[[ SUPPLIED ENTRIES open ]]
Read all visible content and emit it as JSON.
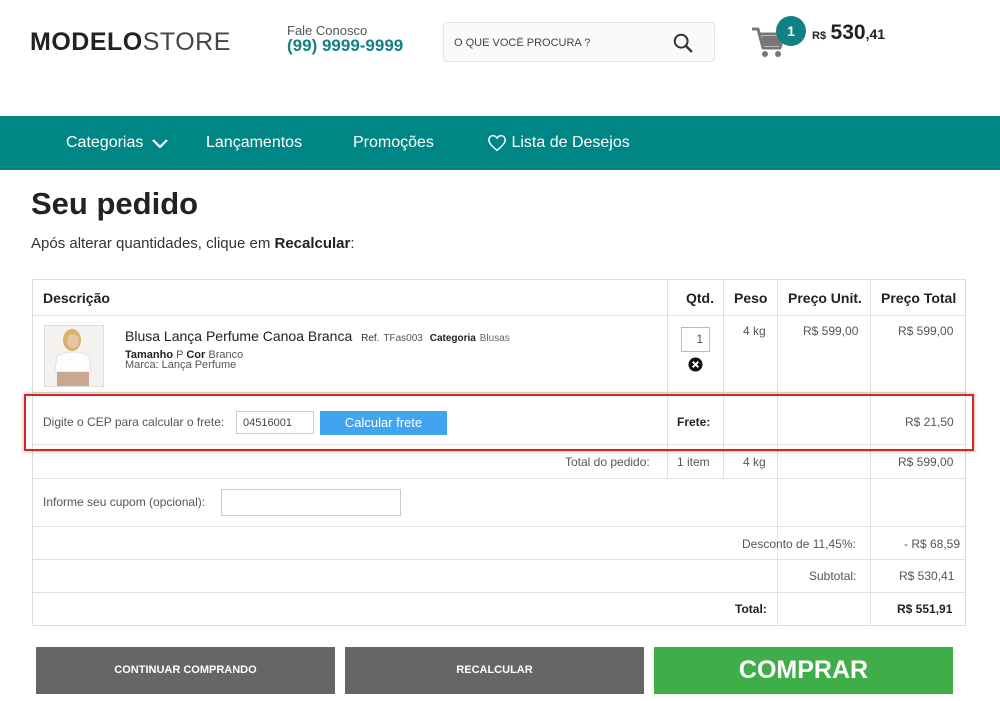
{
  "header": {
    "logo_bold": "MODELO",
    "logo_light": "STORE",
    "contact_label": "Fale Conosco",
    "contact_phone": "(99) 9999-9999",
    "search_placeholder": "O QUE VOCÊ PROCURA ?",
    "cart_count": "1",
    "cart_currency": "R$",
    "cart_total_int": "530",
    "cart_total_dec": ",41"
  },
  "nav": {
    "categorias": "Categorias",
    "lancamentos": "Lançamentos",
    "promocoes": "Promoções",
    "desejos": "Lista de Desejos"
  },
  "page": {
    "title": "Seu pedido",
    "subtitle_prefix": "Após alterar quantidades, clique em ",
    "subtitle_bold": "Recalcular",
    "subtitle_suffix": ":"
  },
  "table": {
    "headers": {
      "descricao": "Descrição",
      "qtd": "Qtd.",
      "peso": "Peso",
      "preco_unit": "Preço Unit.",
      "preco_total": "Preço Total"
    },
    "item": {
      "name": "Blusa Lança Perfume Canoa Branca",
      "ref_label": "Ref.",
      "ref_value": "TFas003",
      "categoria_label": "Categoria",
      "categoria_value": "Blusas",
      "tamanho_label": "Tamanho",
      "tamanho_value": "P",
      "cor_label": "Cor",
      "cor_value": "Branco",
      "marca": "Marca: Lança Perfume",
      "qty": "1",
      "peso": "4 kg",
      "preco_unit": "R$ 599,00",
      "preco_total": "R$ 599,00"
    },
    "frete": {
      "label": "Digite o CEP para calcular o frete:",
      "cep_value": "04516001",
      "button": "Calcular frete",
      "frete_label": "Frete:",
      "frete_value": "R$ 21,50"
    },
    "total_pedido": {
      "label": "Total do pedido:",
      "items": "1 item",
      "peso": "4 kg",
      "value": "R$ 599,00"
    },
    "cupom_label": "Informe seu cupom (opcional):",
    "desconto": {
      "label": "Desconto de 11,45%:",
      "value": "- R$ 68,59"
    },
    "subtotal": {
      "label": "Subtotal:",
      "value": "R$ 530,41"
    },
    "total": {
      "label": "Total:",
      "value": "R$ 551,91"
    }
  },
  "buttons": {
    "continuar": "CONTINUAR COMPRANDO",
    "recalcular": "RECALCULAR",
    "comprar": "COMPRAR"
  },
  "colors": {
    "brand_teal": "#008685",
    "buy_green": "#3fae49",
    "calc_blue": "#41a4ee",
    "highlight_red": "#dd2222"
  }
}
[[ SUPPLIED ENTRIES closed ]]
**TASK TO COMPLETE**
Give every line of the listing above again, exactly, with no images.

**EXERCISE OUTPUT**
Read all visible content and emit it as JSON.
{
  "header": {
    "logo_bold": "MODELO",
    "logo_light": "STORE",
    "contact_label": "Fale Conosco",
    "contact_phone": "(99) 9999-9999",
    "search_placeholder": "O QUE VOCÊ PROCURA ?",
    "cart_count": "1",
    "cart_currency": "R$",
    "cart_total_int": "530",
    "cart_total_dec": ",41"
  },
  "nav": {
    "categorias": "Categorias",
    "lancamentos": "Lançamentos",
    "promocoes": "Promoções",
    "desejos": "Lista de Desejos"
  },
  "page": {
    "title": "Seu pedido",
    "subtitle_prefix": "Após alterar quantidades, clique em ",
    "subtitle_bold": "Recalcular",
    "subtitle_suffix": ":"
  },
  "table": {
    "headers": {
      "descricao": "Descrição",
      "qtd": "Qtd.",
      "peso": "Peso",
      "preco_unit": "Preço Unit.",
      "preco_total": "Preço Total"
    },
    "item": {
      "name": "Blusa Lança Perfume Canoa Branca",
      "ref_label": "Ref.",
      "ref_value": "TFas003",
      "categoria_label": "Categoria",
      "categoria_value": "Blusas",
      "tamanho_label": "Tamanho",
      "tamanho_value": "P",
      "cor_label": "Cor",
      "cor_value": "Branco",
      "marca": "Marca: Lança Perfume",
      "qty": "1",
      "peso": "4 kg",
      "preco_unit": "R$ 599,00",
      "preco_total": "R$ 599,00"
    },
    "frete": {
      "label": "Digite o CEP para calcular o frete:",
      "cep_value": "04516001",
      "button": "Calcular frete",
      "frete_label": "Frete:",
      "frete_value": "R$ 21,50"
    },
    "total_pedido": {
      "label": "Total do pedido:",
      "items": "1 item",
      "peso": "4 kg",
      "value": "R$ 599,00"
    },
    "cupom_label": "Informe seu cupom (opcional):",
    "desconto": {
      "label": "Desconto de 11,45%:",
      "value": "- R$ 68,59"
    },
    "subtotal": {
      "label": "Subtotal:",
      "value": "R$ 530,41"
    },
    "total": {
      "label": "Total:",
      "value": "R$ 551,91"
    }
  },
  "buttons": {
    "continuar": "CONTINUAR COMPRANDO",
    "recalcular": "RECALCULAR",
    "comprar": "COMPRAR"
  },
  "colors": {
    "brand_teal": "#008685",
    "buy_green": "#3fae49",
    "calc_blue": "#41a4ee",
    "highlight_red": "#dd2222"
  }
}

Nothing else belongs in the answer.